I didn’t know what to expect when going to chat with Bernadette. Most of my questions were geared toward students and alumni, but she had reached out to me and I was excited to meet. I couldn’t have been prepared for how many great lessons I’d learn. A project strategist and speaker, Bernadette has recently been coordinating federal, state, and corporate employees to get big tech projects done. “The key,” she said, “is that you both know you’re leaving. This sets you free to show up and tell them the bad news,” and to organize people to solve problems a way that accounts for all the variables.
I was particularly interested when she said that telling stories is the best way to wrap your head around complicated problems. Narratives help you understand complexity. When I asked her how she developed the skills, she said you really do fake it until you make it sometimes: you walk in and say yes, I can do this—and then figure it out. Great advice for Reedies trying to pursue their dreams on Switchboard.
Sam - Oberlin (’14)
Sam and I met at a busy downtown coffee shop to talk about her experience on the Oberlin Switchboard. I couldn’t have asked for a more satisfying meeting. After graduation, Sam was looking to move to Chicago, and she asked the Oberlin Switchboard to help her find a place to live. She said she was hesitant to reach out after countless failed classifieds postings elsewhere, but she saw that Obies on Switchboard really wanted to help one another and that everyone was getting a response. After taking the leap and posting, she received a number of direct messages suggesting places to check out, places to avoid, and wishing her luck. Even though she ended up finding a place through other means, her initial experience made her confident. “I definitely feel like if I needed something I could go on Switchboard and find what I need.”
I was excited to hear her wishing that Switchboard had been in her life sooner. Ideally, every Oberlin senior would learn about it at the beginning of their senior year. Even though Sam didn’t find the house she was looking for, she said that she found something even more important: a community that cared. “The biggest thing Switchboard helped me with is not being terrified about life.”

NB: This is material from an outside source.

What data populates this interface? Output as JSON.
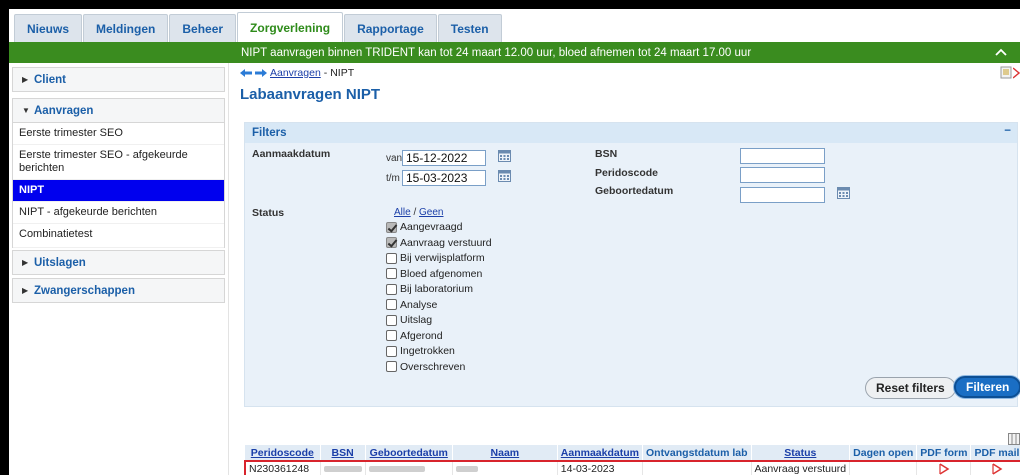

Our week in Chicago finished up with parties for the Reed and Wheelwomen Switchboards (more to come on those!), and then we set off for Oberlin where we’re getting to know the community even better. We’re on our way to New York next, so keep your eyes open for opportunities to meet and gather!